 The treatment option for inverted papilloma of the paranasal sinuses is usually surgical resection either by open or endoscopic approach. Nowadays, the endoscope is favorable because of no facial scar and less hospital stay. In addition, the recurrence rate is 11-12%. However the patient needs regular follow up to detect any recurrence or malignant transformation7. This surgical intervention usually needs ipsilateral nasolacrimal duct surgery to ensure the patency of nasolacrimal system otherwise the patient will recover with ipsilateral epiphora8.

  The general steps in endoscopic medial wall maxillectomy are as follows: Removal of tumor till reach the middle meatus. Endoscopic uncinectomy with middle meatus antrostomy till reach the posterior wall of maxillary sinus (mega antrostomy) with anterior extension to sacrifice the ipsilateral nasolacrimal system in order to give good access to anterior wall of the maxillary sinus. Anterior and posterior ethmoidectomy with exploration of the skull base should be done. If the lesion reaches the frontal recess or frontal sinus, then endoscopic frontal recess approach is indicated. Sphenoid sinusotomy is performed to ensure complete clear of the posterior part of the sinuses and to explore the skull base posteriorly in relation to the optic nerve and internal carotid artery.  Ipsilateral inferior turbinectomy and Ipilateral DCR with stent insertion should be considered.

 The possible complications of endoscopic medial wall maxillectomy are9:

  Intraoperative complications including; Anesthetic reaction, bleeding, penetration of lamina papyracea, CSF leak, naso-lacrimal system injury, and possible optic nerve & internal carotid artery injuries. 


   Immediate post-operative complications includes: Intra-orbital bleeding, and epistaxis.

   Early postoperative complications included: CSF leak, intracranial infections such as meningitis or brain abscess.

  Late complications includes: Adhesions and recurrence of the tumour.

Conclusion: The endoscopic medial wall maxillectomy as a surgical treatment modality for an inverted papilloma is considered as a safe and good surgical strategy to deal with this common paranasal tumor but it needs efficient endoscopic sinus surgeon with good knowledge of the endoscopic paranasal sinus anatomy.
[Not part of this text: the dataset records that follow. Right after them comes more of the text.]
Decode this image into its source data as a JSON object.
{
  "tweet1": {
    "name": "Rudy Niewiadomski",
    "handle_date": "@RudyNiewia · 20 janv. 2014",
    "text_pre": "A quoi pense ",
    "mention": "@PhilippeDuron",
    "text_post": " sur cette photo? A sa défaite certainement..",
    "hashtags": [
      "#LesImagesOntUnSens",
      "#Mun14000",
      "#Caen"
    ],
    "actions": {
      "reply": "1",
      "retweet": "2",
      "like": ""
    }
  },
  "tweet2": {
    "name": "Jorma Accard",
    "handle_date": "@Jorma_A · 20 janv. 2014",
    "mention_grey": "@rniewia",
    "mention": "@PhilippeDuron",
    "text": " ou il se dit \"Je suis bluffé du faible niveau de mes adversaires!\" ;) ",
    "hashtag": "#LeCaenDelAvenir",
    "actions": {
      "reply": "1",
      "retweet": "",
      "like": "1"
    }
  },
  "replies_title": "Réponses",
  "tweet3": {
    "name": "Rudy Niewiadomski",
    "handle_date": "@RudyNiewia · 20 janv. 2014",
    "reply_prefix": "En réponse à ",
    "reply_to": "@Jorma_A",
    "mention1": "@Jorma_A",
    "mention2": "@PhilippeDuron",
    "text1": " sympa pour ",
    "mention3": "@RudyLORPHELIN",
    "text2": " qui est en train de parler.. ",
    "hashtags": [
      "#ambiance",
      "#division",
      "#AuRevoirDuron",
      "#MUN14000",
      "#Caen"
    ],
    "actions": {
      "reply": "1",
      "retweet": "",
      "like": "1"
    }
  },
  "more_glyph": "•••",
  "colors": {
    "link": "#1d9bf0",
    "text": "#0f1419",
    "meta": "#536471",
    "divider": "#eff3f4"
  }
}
1. Nader Sadeghi, Khalid Al-Sebeih, Sinonasal papillomas, https://emedicine. /article/862677-overview.
2. Brandon Scott Hopkins and Allen M. Seiden, Inverted papilloma,
3. Oisín Bugter, Dominiek André Monserez, Surgical management of inverted papilloma, Journal of Otolaryngology - Head & Neck Surgery. 46, Article number: 67, 2017.
4. Krouse J H. Develpoment of a staging system for inverted papilloma, Laryngoscope 2000; 110:965-968.
5. Danial Simmen, Nick jones. Manual of endoacopic sinus and skull base surgery, 2nd edition, chapter 17, extended endoscopic procedure p.315, 2014.
6- Brandon Scott Hopkins and Allen M. Seiden,  Inverted papilloma (48), Otolaryngology cases, P222, 2010,.
7. Kim Wah-See, Inverted papilloma, tumors of the nose and paranasal sinuses (14), Logan Turner’s Diseases of the nose, throat, and ear, 2016.
8. Wormald PJ, Endoscopic resection of tumor involving the maxillary sinus (16), endoscopic sinus surgery P200, 2013.
9. Nick Roland, Duncan McRae, Andrew Mc Combe, key topics in otolaryngology, third edition, p.124, 2019.